Or you post here what are your aims in using Linux (do you want a server or a desktop system, should be a simple system that is easy to use or want you to learn the ins and outs of Linux) and we can recommend a few distros to you.
In any case, it is up to you to have a look at different distros and decide for yourself which is "the best".
There's a strange habit indulged in by Linux users, not just beginners, called distrohopping. This involves installing different distros, one after another for a few days or weeks each, until they find the one that suits them best. If someone tells you chicken is better than beef, lamb, or pork, how will you know 'til you've tried them?*
* Unless you're vegetarian, then you'll have to think up another analogy.
My favourite is Slackware, 2nd favourite is Debian. Which is why I'm dual-booting.
I have not made my mind up yet, that is the reason I have 9 to choose from now. I was booting more but could not keep up with the new releases without spending too much time each day setting them up. Once you get them installed with all the accessories you want they will almost look alike. The window managers and the splash screens are the basic difference. Of course some are easier to install and have larger repositories than others. Like most of them advise take distro watch and download the live cds and see if you are more comfortable with one or the other.

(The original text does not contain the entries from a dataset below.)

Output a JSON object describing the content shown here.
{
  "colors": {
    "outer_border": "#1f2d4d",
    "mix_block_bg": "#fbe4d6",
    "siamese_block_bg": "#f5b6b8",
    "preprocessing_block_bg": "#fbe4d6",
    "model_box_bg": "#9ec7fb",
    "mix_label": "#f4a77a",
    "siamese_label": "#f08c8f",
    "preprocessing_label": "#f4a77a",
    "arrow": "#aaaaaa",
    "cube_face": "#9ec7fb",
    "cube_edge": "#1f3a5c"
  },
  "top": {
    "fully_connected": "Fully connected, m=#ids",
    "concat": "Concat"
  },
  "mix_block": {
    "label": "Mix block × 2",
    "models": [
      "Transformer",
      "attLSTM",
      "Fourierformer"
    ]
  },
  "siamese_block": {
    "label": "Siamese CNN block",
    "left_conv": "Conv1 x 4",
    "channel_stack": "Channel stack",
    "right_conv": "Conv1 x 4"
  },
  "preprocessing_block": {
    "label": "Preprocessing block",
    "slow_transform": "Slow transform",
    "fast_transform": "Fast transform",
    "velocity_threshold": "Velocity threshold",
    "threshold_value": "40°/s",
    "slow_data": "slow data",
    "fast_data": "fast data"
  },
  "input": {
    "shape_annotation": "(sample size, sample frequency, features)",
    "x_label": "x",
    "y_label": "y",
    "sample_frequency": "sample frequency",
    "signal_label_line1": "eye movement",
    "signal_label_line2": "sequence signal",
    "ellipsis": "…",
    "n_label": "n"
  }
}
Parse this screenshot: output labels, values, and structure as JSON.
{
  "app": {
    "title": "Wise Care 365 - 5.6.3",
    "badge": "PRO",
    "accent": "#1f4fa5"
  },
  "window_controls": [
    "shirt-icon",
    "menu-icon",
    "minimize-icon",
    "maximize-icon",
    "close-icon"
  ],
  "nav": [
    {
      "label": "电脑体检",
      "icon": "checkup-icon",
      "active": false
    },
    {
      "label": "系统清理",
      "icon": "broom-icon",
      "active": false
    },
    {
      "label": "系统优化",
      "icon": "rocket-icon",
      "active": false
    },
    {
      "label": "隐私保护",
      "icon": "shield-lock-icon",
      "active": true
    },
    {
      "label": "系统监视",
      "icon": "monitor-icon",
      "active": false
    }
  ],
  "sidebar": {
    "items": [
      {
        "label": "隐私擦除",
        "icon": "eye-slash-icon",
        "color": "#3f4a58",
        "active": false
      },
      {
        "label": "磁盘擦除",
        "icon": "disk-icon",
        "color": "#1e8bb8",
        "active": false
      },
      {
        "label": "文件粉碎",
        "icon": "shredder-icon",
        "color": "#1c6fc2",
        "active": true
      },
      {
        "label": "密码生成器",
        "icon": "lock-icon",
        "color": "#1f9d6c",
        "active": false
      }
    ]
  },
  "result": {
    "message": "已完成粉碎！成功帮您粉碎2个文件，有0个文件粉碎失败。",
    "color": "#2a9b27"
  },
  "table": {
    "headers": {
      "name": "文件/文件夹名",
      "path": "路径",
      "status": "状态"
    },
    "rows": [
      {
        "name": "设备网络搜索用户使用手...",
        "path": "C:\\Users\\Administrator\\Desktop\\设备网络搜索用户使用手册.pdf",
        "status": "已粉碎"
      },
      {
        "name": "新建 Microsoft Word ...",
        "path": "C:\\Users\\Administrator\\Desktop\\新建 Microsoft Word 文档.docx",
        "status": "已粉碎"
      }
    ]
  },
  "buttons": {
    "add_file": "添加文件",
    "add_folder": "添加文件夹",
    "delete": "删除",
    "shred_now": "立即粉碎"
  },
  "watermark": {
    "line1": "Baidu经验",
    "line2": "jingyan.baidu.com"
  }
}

If there was only one best distro, then everyone would use it, and the others would all die off. In other words, only you can know which one is best for you. Just one may not be good enough for all of your needs.
This is the last time I'm going to reply to one of these threads.
Really. Almost for sure.
Linux is not "one size fits all"
The best distribution for you depends largely on your preferences...some linux distributions let you do just about every thing via GUI, others require varying degrees command line gymnastics acumen...even the GUI differs, there are distributions which are primarily of one type. For instance, Pardus is a KDE distro, Ubuntu is a GNOME distro, Bodhi uses Enlightenment, there are others that use other WMs/Desktops, all this choice is not bad, because eventually you'll be able to settle down for a distribution which suits You best...and then in all likelihood you'll have your own set of tweaks to make to it so as to make feel just right...
As the others have said, try them out(the top10 on distrowatch would be a good place to start)...you'll find yours
Well to answer your question what are you needs. If you are new you would prolly like a good selection of precompiled software. A well worked out GUI such as Gnome or KDE. Good support for your system. A system that will support your hardware. So I would suggest you google Linux distro choser and do a couple and see waht you get and give that one a shot lol.